The NRA said it will move its resources toward another lawsuit filed in a New York state court.
The National Rifle Association has dropped its federal lawsuit against New York Attorney General Letitia James, wherein the NRA alleged that James had violated the organization’s constitutional rights and asked that a jury find whether the firearms advocacy group had been operating lawfully.
CNN reports that the NRA has since released a statement saying that it had “voluntarily” withdrew its lawsuit “in favor of pursuing the same claims against James in New York State court in Manhattan.”
The NRA, adds CNN, had filed a similar lawsuit against James in state court in February.
While the National Rifle Association has indicated it feels its resources are better allocated in the New York suit, James says the organization is clearly reeling under the pressure of substantiating what may be baseless allegations against her office.
“The NRA dropping its countersuit today in federal court is an implicit admission that their strategy would never prevail,” James said in a recent statement. “The truth is that [NRA Executive Vice President and director] Wayne LaPierre and his lieutenants used the NRA as a breeding ground for personal gain and a lavish lifestyle.
“We were victorious against the organization’s attempt to declare bankruptcy, and our fight for transparency and accountability will continue because no one is above the law,” James said.
CNN notes that the NRA’s move comes scarcely a month after a Texas-based judge dismissed the group’s petition for bankruptcy.
In his ruling, Judge Harlin Hale found that the NRA had filed its bankruptcy claim in “bad faith”—rather than facing substantial financial hardship, the organization simply wished to avoid investigation and litigation by James’s office.
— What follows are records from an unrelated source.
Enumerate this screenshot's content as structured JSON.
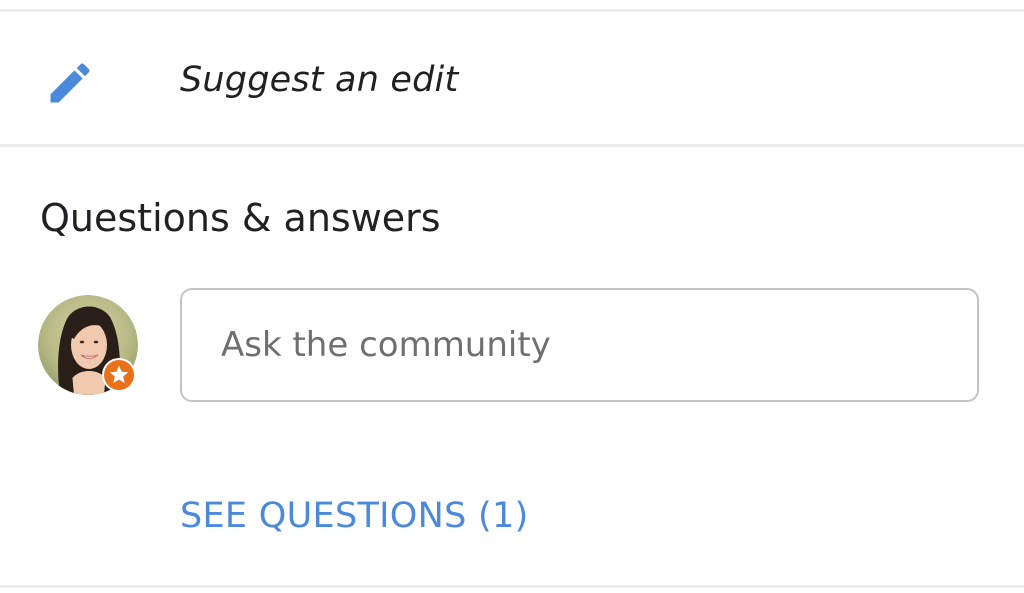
{
  "suggest_edit": {
    "icon": "pencil-icon",
    "label": "Suggest an edit"
  },
  "qa": {
    "heading": "Questions & answers",
    "avatar": {
      "badge_icon": "star-icon",
      "badge_color": "#e8711a"
    },
    "input": {
      "placeholder": "Ask the community",
      "value": ""
    },
    "see_questions_label": "SEE QUESTIONS (1)"
  },
  "colors": {
    "accent_blue": "#4a89dc",
    "divider": "#ececec",
    "input_border": "#c4c4c4",
    "badge_orange": "#e8711a"
  }
}
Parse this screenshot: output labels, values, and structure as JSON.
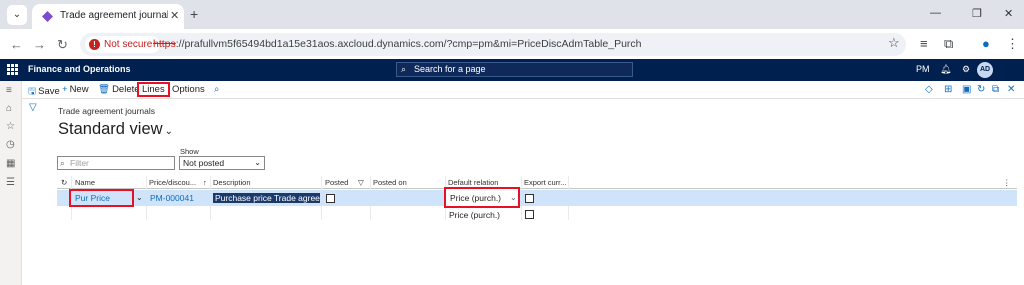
{
  "browser": {
    "tab_title": "Trade agreement journals -- Fin",
    "url_warning": "Not secure",
    "url_scheme": "https",
    "url_rest": "://prafullvm5f65494bd1a15e31aos.axcloud.dynamics.com/?cmp=pm&mi=PriceDiscAdmTable_Purch"
  },
  "appbar": {
    "app_name": "Finance and Operations",
    "search_placeholder": "Search for a page",
    "company": "PM",
    "avatar_initials": "AD"
  },
  "actions": {
    "save": "Save",
    "new": "New",
    "delete": "Delete",
    "lines": "Lines",
    "options": "Options"
  },
  "page": {
    "breadcrumb": "Trade agreement journals",
    "view_title": "Standard view",
    "filter_placeholder": "Filter",
    "show_label": "Show",
    "show_value": "Not posted"
  },
  "grid": {
    "columns": [
      "Name",
      "Price/discou...",
      "Description",
      "Posted",
      "Posted on",
      "Default relation",
      "Export curr..."
    ],
    "rows": [
      {
        "name": "Pur Price",
        "journal": "PM-000041",
        "description": "Purchase price Trade agreement",
        "posted": false,
        "posted_on": "",
        "default_relation": "Price (purch.)",
        "export_currency": false
      }
    ],
    "dropdown_option": "Price (purch.)"
  }
}
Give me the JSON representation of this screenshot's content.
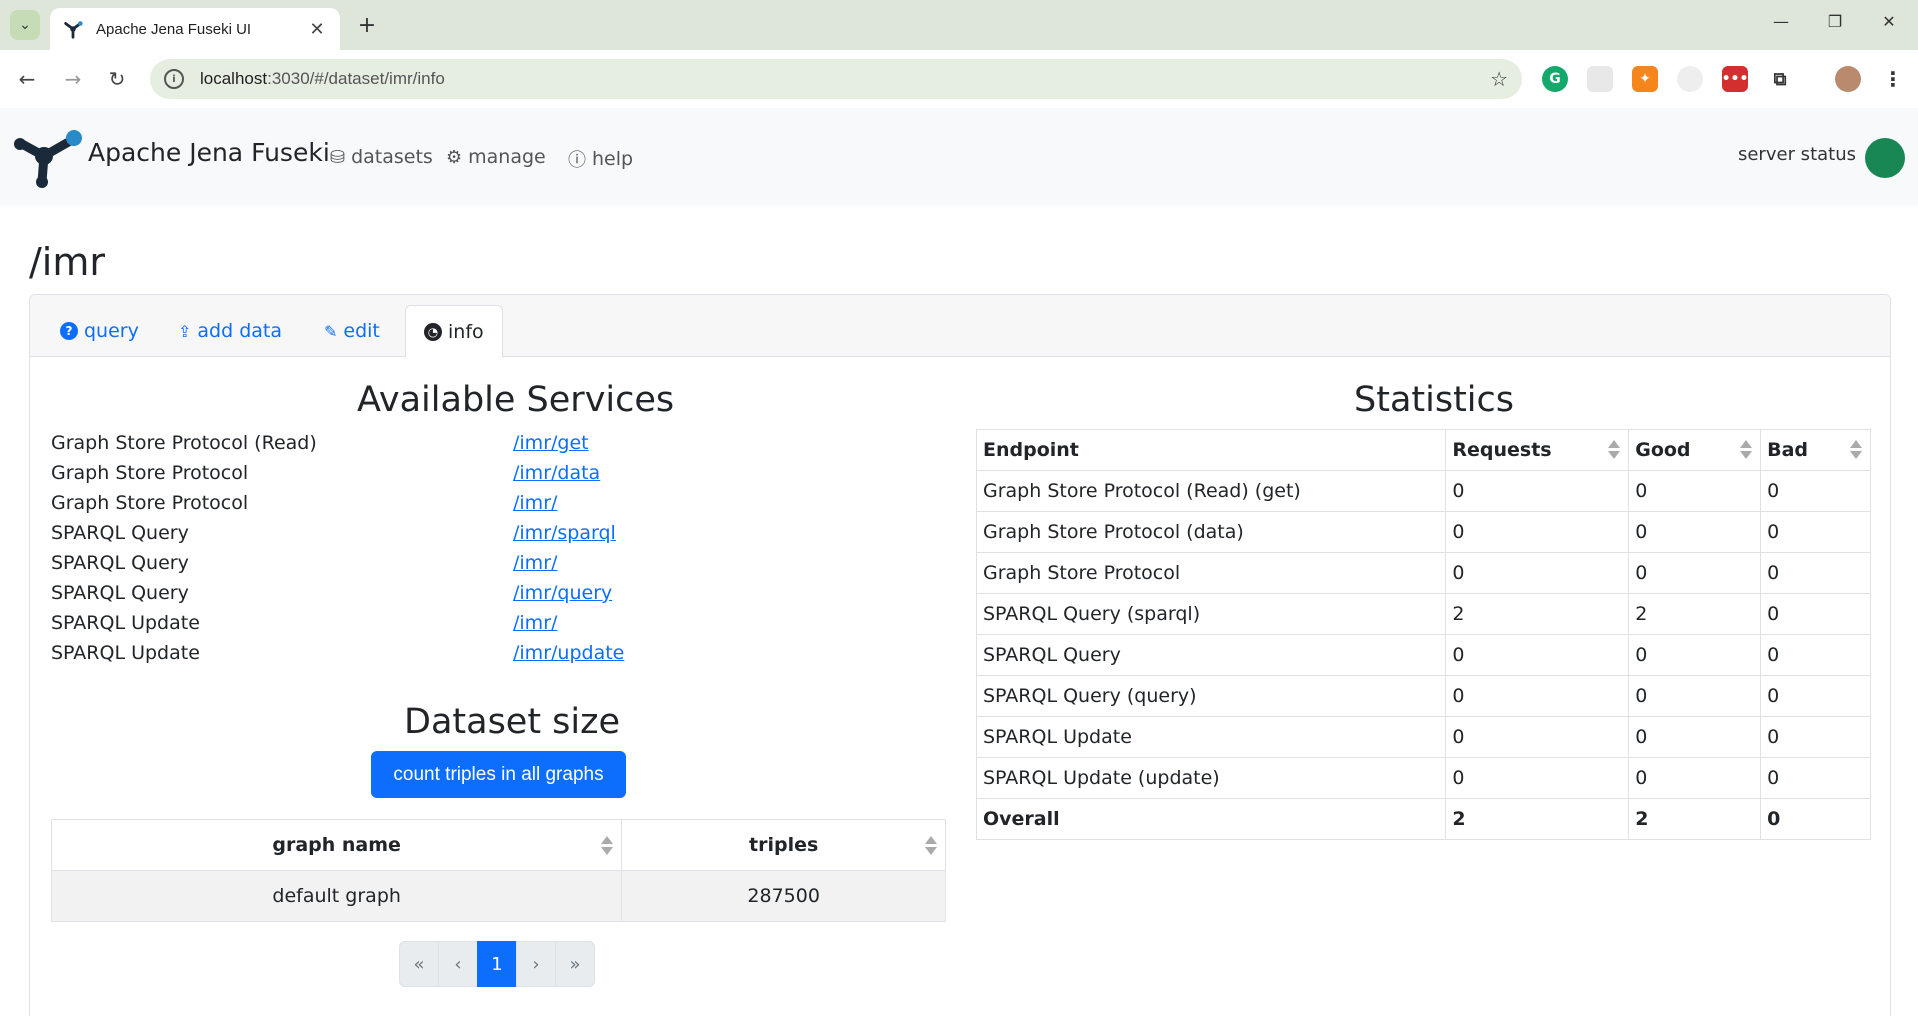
{
  "browser": {
    "tab_title": "Apache Jena Fuseki UI",
    "url_host": "localhost",
    "url_rest": ":3030/#/dataset/imr/info"
  },
  "app": {
    "brand": "Apache Jena Fuseki",
    "nav": {
      "datasets": "datasets",
      "manage": "manage",
      "help": "help"
    },
    "server_status_label": "server status",
    "server_status_color": "#198754"
  },
  "page": {
    "title": "/imr",
    "tabs": {
      "query": "query",
      "add_data": "add data",
      "edit": "edit",
      "info": "info"
    }
  },
  "services": {
    "heading": "Available Services",
    "items": [
      {
        "name": "Graph Store Protocol (Read)",
        "link": "/imr/get"
      },
      {
        "name": "Graph Store Protocol",
        "link": "/imr/data"
      },
      {
        "name": "Graph Store Protocol",
        "link": "/imr/"
      },
      {
        "name": "SPARQL Query",
        "link": "/imr/sparql"
      },
      {
        "name": "SPARQL Query",
        "link": "/imr/"
      },
      {
        "name": "SPARQL Query",
        "link": "/imr/query"
      },
      {
        "name": "SPARQL Update",
        "link": "/imr/"
      },
      {
        "name": "SPARQL Update",
        "link": "/imr/update"
      }
    ]
  },
  "dataset_size": {
    "heading": "Dataset size",
    "button": "count triples in all graphs",
    "columns": {
      "graph_name": "graph name",
      "triples": "triples"
    },
    "rows": [
      {
        "graph_name": "default graph",
        "triples": "287500"
      }
    ],
    "pager": {
      "first": "«",
      "prev": "‹",
      "current": "1",
      "next": "›",
      "last": "»"
    }
  },
  "statistics": {
    "heading": "Statistics",
    "columns": {
      "endpoint": "Endpoint",
      "requests": "Requests",
      "good": "Good",
      "bad": "Bad"
    },
    "rows": [
      {
        "endpoint": "Graph Store Protocol (Read) (get)",
        "requests": "0",
        "good": "0",
        "bad": "0"
      },
      {
        "endpoint": "Graph Store Protocol (data)",
        "requests": "0",
        "good": "0",
        "bad": "0"
      },
      {
        "endpoint": "Graph Store Protocol",
        "requests": "0",
        "good": "0",
        "bad": "0"
      },
      {
        "endpoint": "SPARQL Query (sparql)",
        "requests": "2",
        "good": "2",
        "bad": "0"
      },
      {
        "endpoint": "SPARQL Query",
        "requests": "0",
        "good": "0",
        "bad": "0"
      },
      {
        "endpoint": "SPARQL Query (query)",
        "requests": "0",
        "good": "0",
        "bad": "0"
      },
      {
        "endpoint": "SPARQL Update",
        "requests": "0",
        "good": "0",
        "bad": "0"
      },
      {
        "endpoint": "SPARQL Update (update)",
        "requests": "0",
        "good": "0",
        "bad": "0"
      }
    ],
    "overall": {
      "endpoint": "Overall",
      "requests": "2",
      "good": "2",
      "bad": "0"
    }
  }
}
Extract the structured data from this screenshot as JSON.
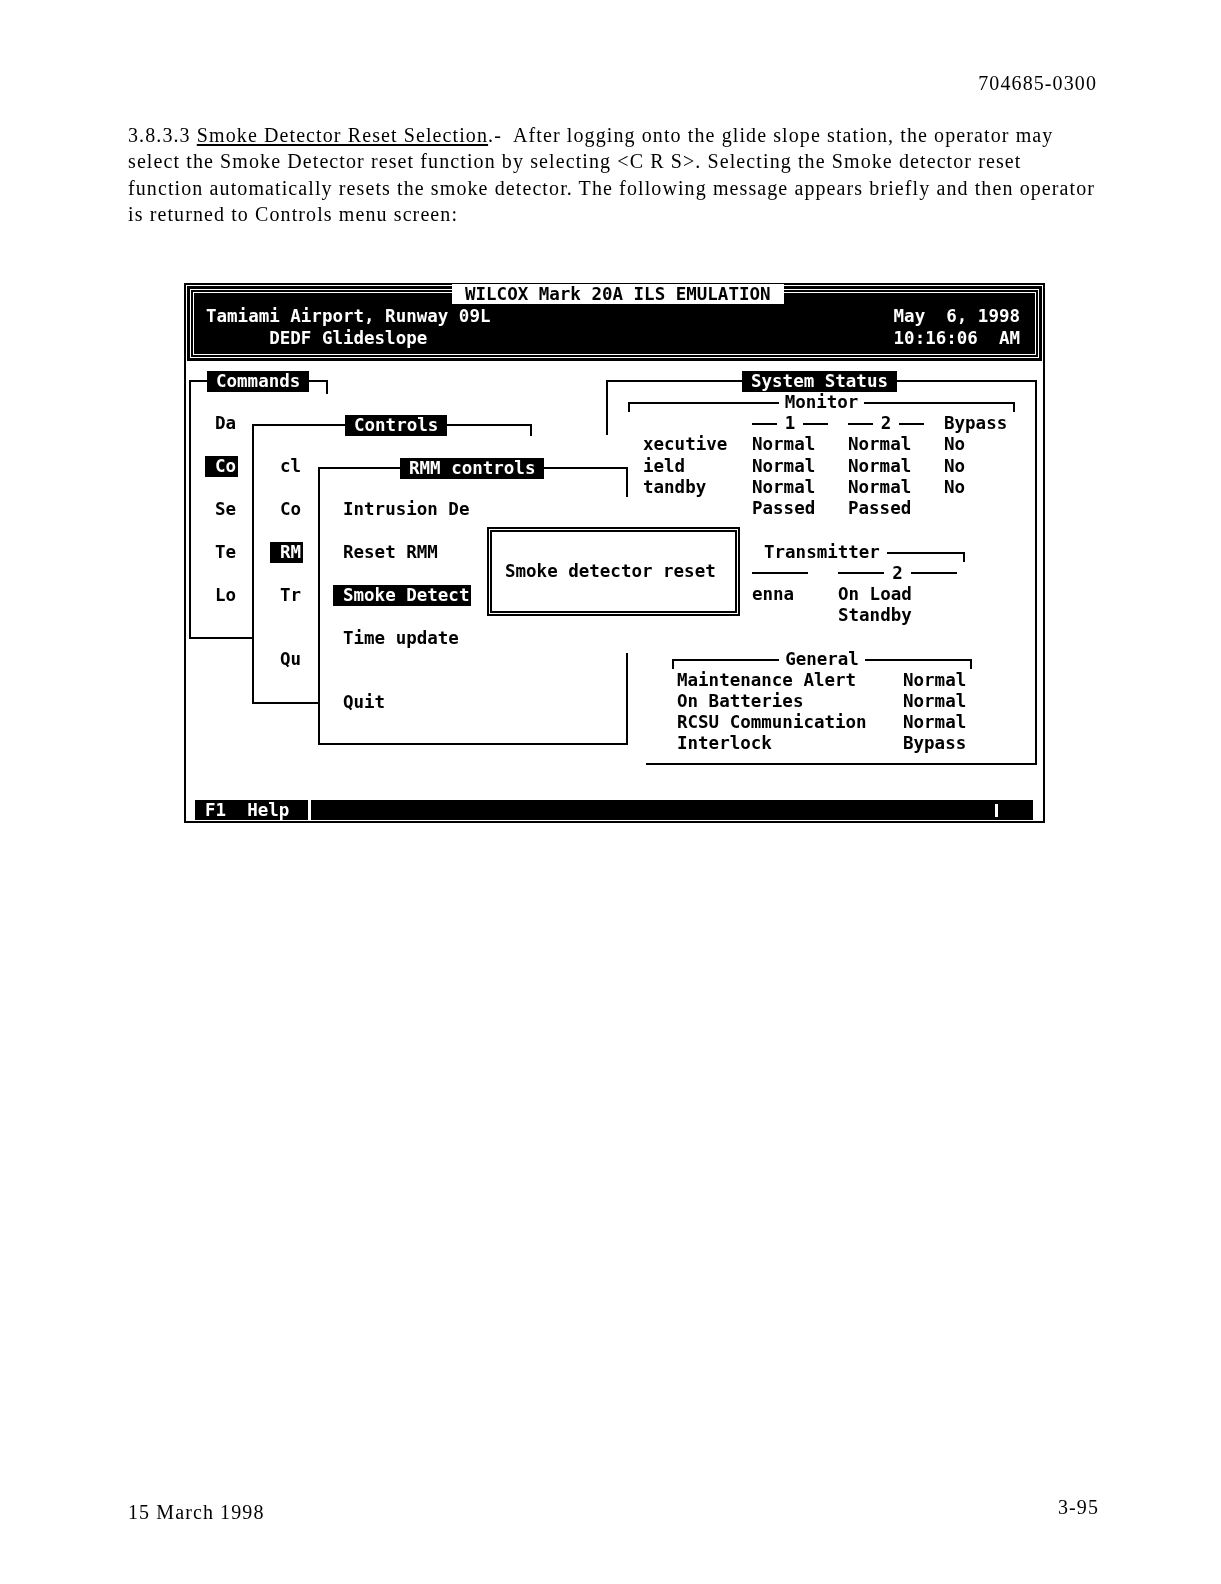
{
  "document_number": "704685-0300",
  "section": {
    "number": "3.8.3.3",
    "heading": "Smoke Detector Reset Selection",
    "lines": [
      ".-  After logging onto the glide slope station, the operator may",
      "select the Smoke Detector reset function by selecting <C R S>. Selecting the Smoke detector reset",
      "function automatically resets the smoke detector. The following message appears briefly and then operator",
      "is returned to Controls menu screen:"
    ]
  },
  "screen": {
    "title": "WILCOX Mark 20A ILS EMULATION",
    "location": "Tamiami Airport, Runway 09L",
    "station": "DEDF Glideslope",
    "date": "May  6, 1998",
    "time": "10:16:06  AM",
    "commands_menu": {
      "title": "Commands",
      "items": [
        {
          "label": "Da",
          "selected": false
        },
        {
          "label": "Co",
          "selected": true
        },
        {
          "label": "Se",
          "selected": false
        },
        {
          "label": "Te",
          "selected": false
        },
        {
          "label": "Lo",
          "selected": false
        }
      ]
    },
    "controls_menu": {
      "title": "Controls",
      "items": [
        {
          "label": "cl",
          "selected": false
        },
        {
          "label": "Co",
          "selected": false
        },
        {
          "label": "RM",
          "selected": true
        },
        {
          "label": "Tr",
          "selected": false
        },
        {
          "label": "Qu",
          "selected": false
        }
      ]
    },
    "rmm_menu": {
      "title": "RMM controls",
      "items": [
        {
          "label": "Intrusion De",
          "selected": false
        },
        {
          "label": "Reset RMM",
          "selected": false
        },
        {
          "label": "Smoke Detect",
          "selected": true
        },
        {
          "label": "Time update",
          "selected": false
        },
        {
          "label": "Quit",
          "selected": false
        }
      ]
    },
    "message": "Smoke detector reset",
    "system_status": {
      "title": "System Status",
      "monitor": {
        "title": "Monitor",
        "columns": [
          {
            "kind": "ruled",
            "label": "1"
          },
          {
            "kind": "ruled",
            "label": "2"
          },
          {
            "kind": "plain",
            "label": "Bypass"
          }
        ],
        "rows": [
          {
            "label": "xecutive",
            "values": [
              "Normal",
              "Normal",
              "No"
            ]
          },
          {
            "label": "ield",
            "values": [
              "Normal",
              "Normal",
              "No"
            ]
          },
          {
            "label": "tandby",
            "values": [
              "Normal",
              "Normal",
              "No"
            ]
          },
          {
            "values": [
              "Passed",
              "Passed"
            ]
          }
        ]
      },
      "transmitter": {
        "title": "Transmitter",
        "columns": [
          {
            "kind": "ruled"
          },
          {
            "kind": "ruled",
            "label": "2"
          }
        ],
        "rows": [
          {
            "label": "enna",
            "values": [
              "On Load"
            ]
          },
          {
            "values": [
              "Standby"
            ]
          }
        ]
      },
      "general": {
        "title": "General",
        "rows": [
          {
            "label": "Maintenance Alert",
            "value": "Normal"
          },
          {
            "label": "On Batteries",
            "value": "Normal"
          },
          {
            "label": "RCSU Communication",
            "value": "Normal"
          },
          {
            "label": "Interlock",
            "value": "Bypass"
          }
        ]
      }
    },
    "status_bar": {
      "hint": "F1  Help"
    }
  },
  "footer": {
    "date": "15 March 1998",
    "page": "3-95"
  }
}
As LegalReader.com has reported before, James’s office filed a lawsuit against the NRA accusing it of top-down corruption.
In her lawsuit, James suggested that LaPierre and other top-ranking National Rifle Association executives had misused donor funds for personal purposes—buying expensive clothing, taking overseas trips, and chartering luxury flights.
In a separate statement issued last month, James said that the NRA—which had promised to reincorporate itself in Texas if its bankruptcy claim was approved—cannot evade justice by picking courts it believes will be more receptive to its political tactics.
“[Hale’s] order reaffirms that the NRA does not get to dictate if and where it will answer for its actions,” James said in May. “The rot runs deep, which is why we will now refocus on and continue our case in New York court.
“No one is above the law,” James added, “not even one of the most powerful lobbying organizations in the country.”
Despite its loss in Texas bankruptcy court and its decision to drop the federal lawsuit, Wayne LaPierre has assured NRA members and donors that the group remains solvent and strong.